Wednesday, April 28, 2010
28th April, 2010 Tap, tap, tap
Yesterday I had a second visit to a horse to work with his owner on his loading. In contrast to my first visit when he was initially reluctant to load and clearly frightened, this time he was walking on and off calmly, and pausing in the position he would need to be in if we used the partition and at the top of the ramp. We reinforced these pauses with a "tlock" and a treat and he was nonchalant about the whole thing. His demeanour changed however the moment I approached the ramp even though all I was doing was talking to him. The idea is that if he stands still I would walk away and do this three times before even going near one of the doors. Instead, the horse began to piaffe with his back legs and then backed off the trailer (which is a rear facing Equitrek). Once out, he kicked out with short jabbing motions with his back legs something he hadn't done even when we first put his boots on. This pattern was repeated a couple of times so we went back to the original training with no-one approaching the ramp so that we could at least end this session on the very best note. Nevertheless, in time, someone will have to approach the ramp and close up the doors and the ramp itself. Our job will be to prove to this horse that we have no intention of hitting him and will work with him until he is less afraid and then hopefully not afraid of being in the trailer.

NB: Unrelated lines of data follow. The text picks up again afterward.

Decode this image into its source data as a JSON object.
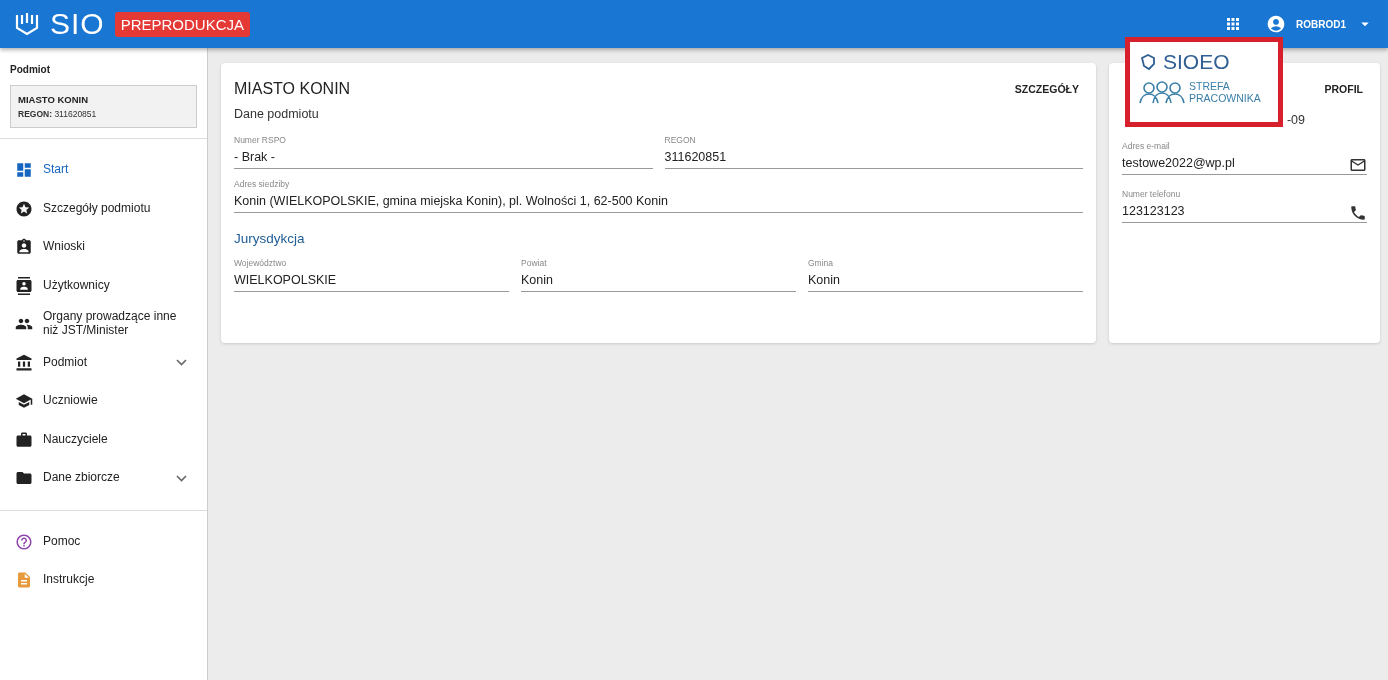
{
  "header": {
    "logo": "SIO",
    "env_badge": "PREPRODUKCJA",
    "user": "ROBROD1"
  },
  "sidebar": {
    "section_label": "Podmiot",
    "entity": {
      "name": "MIASTO KONIN",
      "regon_label": "REGON:",
      "regon": "311620851"
    },
    "items": [
      {
        "label": "Start",
        "selected": true
      },
      {
        "label": "Szczegóły podmiotu",
        "selected": false
      },
      {
        "label": "Wnioski",
        "selected": false
      },
      {
        "label": "Użytkownicy",
        "selected": false
      },
      {
        "label": "Organy prowadzące inne niż JST/Minister",
        "selected": false
      },
      {
        "label": "Podmiot",
        "selected": false,
        "expanded": false
      },
      {
        "label": "Uczniowie",
        "selected": false
      },
      {
        "label": "Nauczyciele",
        "selected": false
      },
      {
        "label": "Dane zbiorcze",
        "selected": false,
        "expanded": false
      }
    ],
    "footer_items": [
      {
        "label": "Pomoc",
        "color": "#8e44ad"
      },
      {
        "label": "Instrukcje",
        "color": "#e69a3c"
      }
    ]
  },
  "details_card": {
    "title": "MIASTO KONIN",
    "action": "SZCZEGÓŁY",
    "subtitle": "Dane podmiotu",
    "rows": [
      [
        {
          "label": "Numer RSPO",
          "value": "- Brak -"
        },
        {
          "label": "REGON",
          "value": "311620851"
        }
      ],
      [
        {
          "label": "Adres siedziby",
          "value": "Konin (WIELKOPOLSKIE, gmina miejska Konin), pl. Wolności 1, 62-500 Konin"
        }
      ]
    ],
    "section": "Jurysdykcja",
    "jurisdiction": [
      {
        "label": "Województwo",
        "value": "WIELKOPOLSKIE"
      },
      {
        "label": "Powiat",
        "value": "Konin"
      },
      {
        "label": "Gmina",
        "value": "Konin"
      }
    ]
  },
  "profile_card": {
    "action": "PROFIL",
    "partial_line": "-09",
    "fields": [
      {
        "kind": "email",
        "label": "Adres e-mail",
        "value": "testowe2022@wp.pl"
      },
      {
        "kind": "phone",
        "label": "Numer telefonu",
        "value": "123123123"
      }
    ]
  },
  "popup": {
    "title": "SIOEO",
    "subtitle_line_1": "STREFA",
    "subtitle_line_2": "PRACOWNIKA"
  }
}
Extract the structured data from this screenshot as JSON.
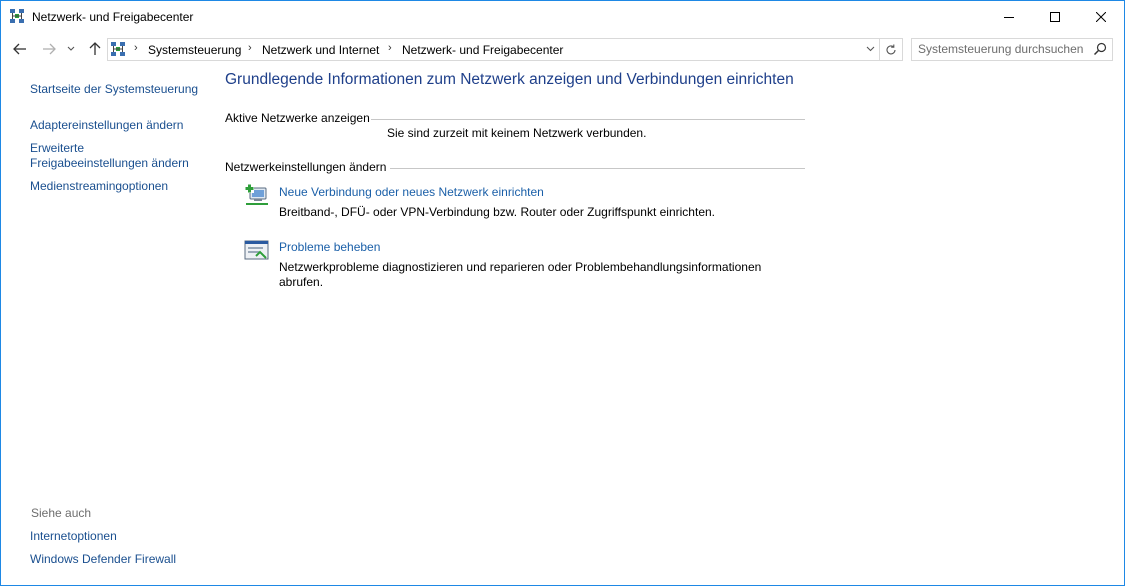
{
  "window": {
    "title": "Netzwerk- und Freigabecenter"
  },
  "breadcrumb": {
    "items": [
      "Systemsteuerung",
      "Netzwerk und Internet",
      "Netzwerk- und Freigabecenter"
    ]
  },
  "search": {
    "placeholder": "Systemsteuerung durchsuchen"
  },
  "sidebar": {
    "home_link": "Startseite der Systemsteuerung",
    "items": [
      "Adaptereinstellungen ändern",
      "Erweiterte",
      "Freigabeeinstellungen ändern",
      "Medienstreamingoptionen"
    ],
    "see_also_label": "Siehe auch",
    "see_also_items": [
      "Internetoptionen",
      "Windows Defender Firewall"
    ]
  },
  "main": {
    "heading": "Grundlegende Informationen zum Netzwerk anzeigen und Verbindungen einrichten",
    "active_networks_label": "Aktive Netzwerke anzeigen",
    "no_network_text": "Sie sind zurzeit mit keinem Netzwerk verbunden.",
    "change_settings_label": "Netzwerkeinstellungen ändern",
    "tasks": [
      {
        "link": "Neue Verbindung oder neues Netzwerk einrichten",
        "desc": "Breitband-, DFÜ- oder VPN-Verbindung bzw. Router oder Zugriffspunkt einrichten."
      },
      {
        "link": "Probleme beheben",
        "desc_line1": "Netzwerkprobleme diagnostizieren und reparieren oder Problembehandlungsinformationen",
        "desc_line2": "abrufen."
      }
    ]
  },
  "icons": {
    "window": "network-sharing-icon",
    "back": "back-arrow-icon",
    "forward": "forward-arrow-icon",
    "recent": "chevron-down-icon",
    "up": "up-arrow-icon",
    "refresh": "refresh-icon",
    "search": "search-icon",
    "new_connection": "new-connection-icon",
    "troubleshoot": "troubleshoot-icon"
  },
  "colors": {
    "window_border": "#1e88e5",
    "link": "#1a4f8f",
    "heading": "#1e3f8a",
    "muted": "#6d6d6d"
  }
}
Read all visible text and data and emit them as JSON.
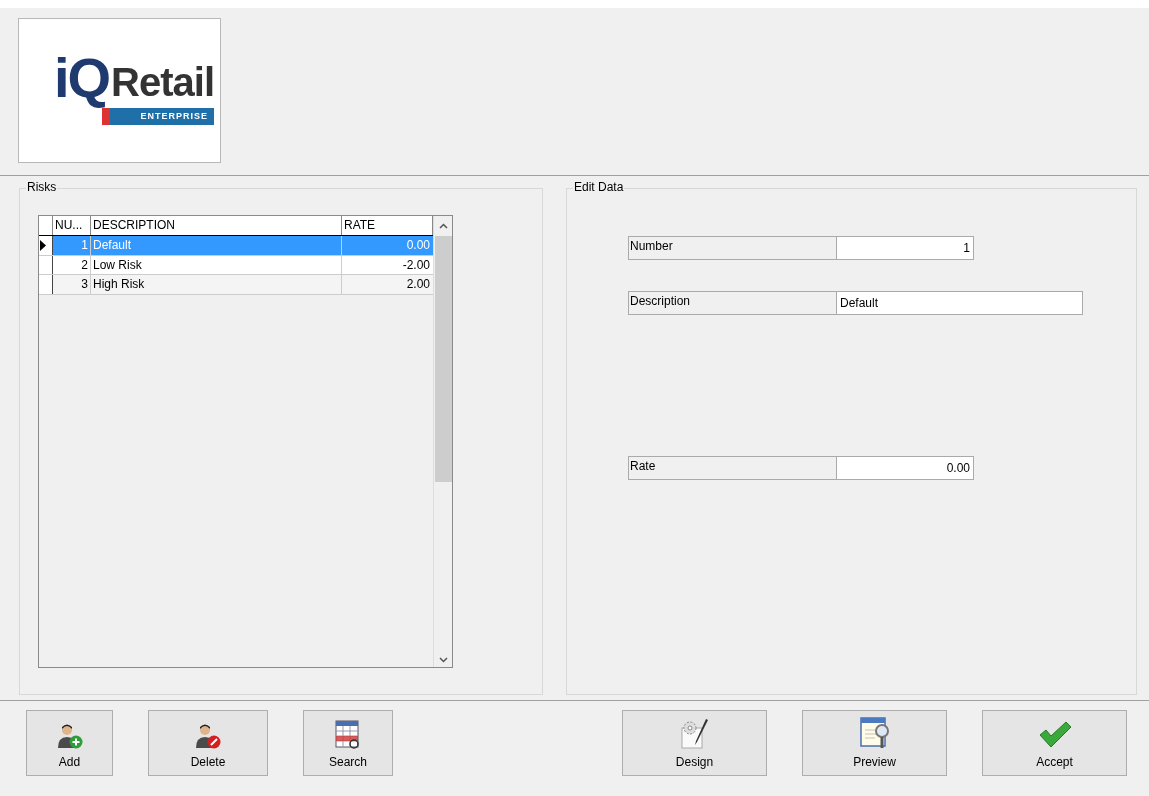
{
  "logo": {
    "letter_i": "i",
    "letter_q": "Q",
    "word": "Retail",
    "tagline": "ENTERPRISE"
  },
  "risks": {
    "title": "Risks",
    "columns": [
      "NU...",
      "DESCRIPTION",
      "RATE"
    ],
    "rows": [
      {
        "number": "1",
        "description": "Default",
        "rate": "0.00",
        "selected": true
      },
      {
        "number": "2",
        "description": "Low Risk",
        "rate": "-2.00",
        "selected": false
      },
      {
        "number": "3",
        "description": "High Risk",
        "rate": "2.00",
        "selected": false
      }
    ]
  },
  "edit_data": {
    "title": "Edit Data",
    "fields": [
      {
        "kind": "short",
        "label": "Number",
        "value": "1"
      },
      {
        "kind": "wide",
        "label": "Description",
        "value": "Default"
      },
      {
        "kind": "spaced",
        "label": "Rate",
        "value": "0.00"
      }
    ]
  },
  "buttons_left": [
    {
      "kind": "add",
      "label": "Add"
    },
    {
      "kind": "delete",
      "label": "Delete"
    },
    {
      "kind": "search",
      "label": "Search"
    }
  ],
  "buttons_right": [
    {
      "kind": "design",
      "label": "Design"
    },
    {
      "kind": "preview",
      "label": "Preview"
    },
    {
      "kind": "accept",
      "label": "Accept"
    }
  ]
}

This behaviour - piaffe with the back legs and the short jabbing kicks - is usually a clear indication that the horse has been "tapped" and I know that this lovely horse has spent time with a trainer that advocates tapping horses. "Tapping" is a practice used by some so-called natural horsemen to encourage horses to move forward and to load. It is a euphemism for repeatedly tapping a horse on the shoulder or on the back legs, sometimes on both sides, with lunging whips in order to irritate them and thereby create a "pressure" which the horse can only relieve by moving forwards. Andrew Maclean's book "The Truth of the Horse" shows this horrible practice on page 88 this time using tapping at the shoulder which to me is absolutely bizarre. He says, "Lead the horse to the base of the ramp and stand facing its rump. This is so if it does run backwards the handler can run forwards, tapping to set up an irritation the horse will want to avoid. Many horses run off the ramp in panic.....as soon as it begins to run, however explosively, run with it, and keep up a mild head pressure and quite fast tapping. Run as far as the horse does, and keep tapping until the horse steps forward - and it will.....If the horse tries rearing to avoid loading, keep tapping until it lands and steps forwards....Don't be afraid that it will hit its head on the roof of the trailer; (note from Sarah: The horse depicted has no poll guard on!) if your tapping stops when this happens, the horse will learn that this stops the tapping and then its flight response as it shoots backwards will reward head tossing." The same practice of tapping legs is sometimes actually used to teach piaffe with the horse cross tied on pillars and so it is little wonder that it begins to happen with horses that are frightened of loading and then confined in a small space where they can't go backwards or forwards easily.
In the photo above, which was taken by a member of the audience at a public demo, two assistants of a "natural" trainer are using lunging whips on either side of the horse to encourage it forward and over the tarpaulin with taps.